Government Announces ‘Bread and Butter’ Budget:

Government Announces ‘Bread and Butter’ Budget:

“Better than nothing” according to OUSA President Quintin Jane

(The Really Short Version)

Last Thursday, the Government released Budget 2023: ‘Supporting for today, building for tomorrow’. Coming ahead of the general election in October, and amidst the ever-growing cost of living, Budget 2023 has avoided Big And Scary topics like Capital Gains Tax and road cones, instead channeling money into cyclone recovery, education and a few small, immediate cost reliefs to New Zealanders. 


Tertiary Education:

$521 million has been allocated to the tertiary sector - the single largest increase in tertiary funding in NZ in 20 years. OUSA President Quintin Jane, noted for his annual live-tweet coverage of the Budget for Radio One, told Critic Te Ārohi the tertiary funding is “better than nothing.” He says it is a step in the right direction which will hopefully reduce the scope of proposed redundancies at Otago, and might mean the Government “sees the need to look after our universities.”



In more good news for students and the planet, public transport will be half-price for under 25s and free for under 12s from the 1st of July. $120 million has been allocated to expanding EV charging infrastructure, and close to $500 million will go to retrofitting houses to make them more climate-efficient. Climate spending comes from the $3.6 billion Climate Emergency Response Fund and totals $1.9 billion in Budget 2023 - one billion dollars less than climate spending in Budget 2022.



Perhaps the most novel change to come out of Budget 2023 is the axing of prescription copays - no more $5 charge when you collect your Ritalin or birth control. This is projected to assist three million New Zealanders access medication every year. The Minimum Wage Exemption, which allows disabled workers to be paid less than minimum wage, has been scrapped. Funding has also been allocated for 500 new nurses across the health workforce. Total health expenditure in Budget 2023 comes to $1 billion, and Health Minister Dr Ayesha Verrall says this is targeted at “winter, workforce and waitlists.”



Treasury is no longer predicting a recession (it’s cancelled), and tax on trusts will rise from 33% to 39%. There are no other major tax changes in this budget, something which the Government made clear prior to its release.
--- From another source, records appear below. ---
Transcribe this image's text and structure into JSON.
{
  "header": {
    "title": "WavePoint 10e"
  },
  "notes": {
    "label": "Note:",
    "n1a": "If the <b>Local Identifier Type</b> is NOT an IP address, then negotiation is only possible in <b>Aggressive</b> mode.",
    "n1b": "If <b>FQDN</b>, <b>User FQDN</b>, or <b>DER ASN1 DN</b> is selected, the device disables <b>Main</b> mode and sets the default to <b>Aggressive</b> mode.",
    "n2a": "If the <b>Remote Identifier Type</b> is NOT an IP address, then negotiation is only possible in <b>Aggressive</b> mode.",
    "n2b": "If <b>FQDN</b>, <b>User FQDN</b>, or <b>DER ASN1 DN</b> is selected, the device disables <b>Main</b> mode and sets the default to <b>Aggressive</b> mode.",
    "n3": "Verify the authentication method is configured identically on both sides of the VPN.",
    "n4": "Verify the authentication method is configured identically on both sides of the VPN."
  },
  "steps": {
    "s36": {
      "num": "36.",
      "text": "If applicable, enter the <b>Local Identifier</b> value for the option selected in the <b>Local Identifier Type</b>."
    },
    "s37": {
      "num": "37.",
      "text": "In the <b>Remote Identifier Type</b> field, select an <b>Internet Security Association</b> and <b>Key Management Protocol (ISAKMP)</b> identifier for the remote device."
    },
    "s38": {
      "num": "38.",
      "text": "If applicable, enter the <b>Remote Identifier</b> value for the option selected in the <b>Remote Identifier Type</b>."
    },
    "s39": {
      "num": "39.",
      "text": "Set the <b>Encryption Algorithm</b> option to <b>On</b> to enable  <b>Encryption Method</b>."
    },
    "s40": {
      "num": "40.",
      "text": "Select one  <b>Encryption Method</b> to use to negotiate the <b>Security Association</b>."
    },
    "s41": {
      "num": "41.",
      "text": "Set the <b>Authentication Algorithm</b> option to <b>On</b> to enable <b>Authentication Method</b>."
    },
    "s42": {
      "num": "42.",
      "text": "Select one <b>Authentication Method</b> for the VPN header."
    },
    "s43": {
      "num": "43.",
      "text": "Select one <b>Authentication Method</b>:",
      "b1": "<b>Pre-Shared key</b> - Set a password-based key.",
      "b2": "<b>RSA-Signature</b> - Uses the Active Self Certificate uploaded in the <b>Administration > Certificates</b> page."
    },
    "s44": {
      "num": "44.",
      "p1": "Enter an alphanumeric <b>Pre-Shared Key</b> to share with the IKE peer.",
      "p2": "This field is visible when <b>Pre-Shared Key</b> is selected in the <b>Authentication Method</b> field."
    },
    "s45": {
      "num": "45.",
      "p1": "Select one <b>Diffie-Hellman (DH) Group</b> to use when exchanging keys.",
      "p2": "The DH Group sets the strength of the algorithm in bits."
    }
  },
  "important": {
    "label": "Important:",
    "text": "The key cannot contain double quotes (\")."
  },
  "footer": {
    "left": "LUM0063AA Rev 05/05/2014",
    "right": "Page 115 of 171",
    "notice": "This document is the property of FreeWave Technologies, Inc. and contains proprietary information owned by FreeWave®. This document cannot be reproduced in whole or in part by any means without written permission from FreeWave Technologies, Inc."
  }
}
This is despite a recent tax report from IRD revealing that the wealthiest New Zealanders are paying an effective tax rate of 9.2%.


Favourite Quotes

It wouldn’t be Budget Day without some hot and spicy quotes from our beloved politicians.

The announcement started off strong with Chris Bishop, Lower Hutt’s favourite shitposter, being told to “settle down” by Grant Robertson. National and ACT then fired shots at Labour once Grant finished his big delivery. National Party leader Christopher Luxon called it the “blowout budget,” not that he’s someone who needs money for a blowout anyway. He also said that he goes “everywhere every week”, which is giving big former-CEO-of-Air-New-Zealand energy. Wonder if he offset his carbon emissions? ACT Party leader David Seymour called it the “build back broke budget,” which sounds like a Brokeback Mountain joke and honestly it would’ve been better if it was. Show me the Backbone Budget uncut version.

Chris Luxon then accused the government of “gaslighting” Kiwis, as if that isn’t what all politicians kinda do anyway. In classic National Party fashion, he then went on a rant about “deficits” and “debt” and threw out some big scary finance bro language and numbers that didn’t make sense to anyone under the age of 26 because we all studied humanities. Oops! Sorry I don’t care about debt, I’m just waiting for the whole thing to collapse.

Chris Hipkins then spat back, saying “the biggest blowout we’ve seen today was the release of hot air from the leader of the opposition.” Oosh! It became difficult to tell the difference between Budget Day and a bunch of twelvies “fighting” behind the school canteen. Chris Hipkins and Grant Robertson called this budget “supporting for today, building for tomorrow,” which is an interesting way to phrase “bare minimum today, climate catastrophe tomorrow” but we’ll take it.


Annabelle’s Hot Takes

Annabelle, insufferable politics student and Critic’s bona fide astrologer, thought that Grant Robertson gave us the best leftist striptease since Channing Tatum in Magic Mike. While Grant didn’t come right out with emancipation for the working class or the much-needed wealth tax, he still gave us a few good tidbits.

The $521 million towards Tertiary Funding is a tremendous slay that ought to make any academic or student feel something, but added that it would have been nice for the Government to come out with some direct and immediate funding for Otago University. You can bail out banks, why not bail out a uni?

Although Grant delivered, on the same day researchers announced that it is more than likely the world will hit 1.5 degrees of warming by 2027. So we’re all kinda fucked anyway; have fun while it lasts, kids. Government Kiwisaver contributions are also to continue being paid to women who go on maternity leave. Huge step for feminists and girlbosses everywhere. 

This article first appeared in Issue 12, 2023.
Posted 3:56pm Sunday 21st May 2023 by Annabelle Vaughan and Eileen Corcoran.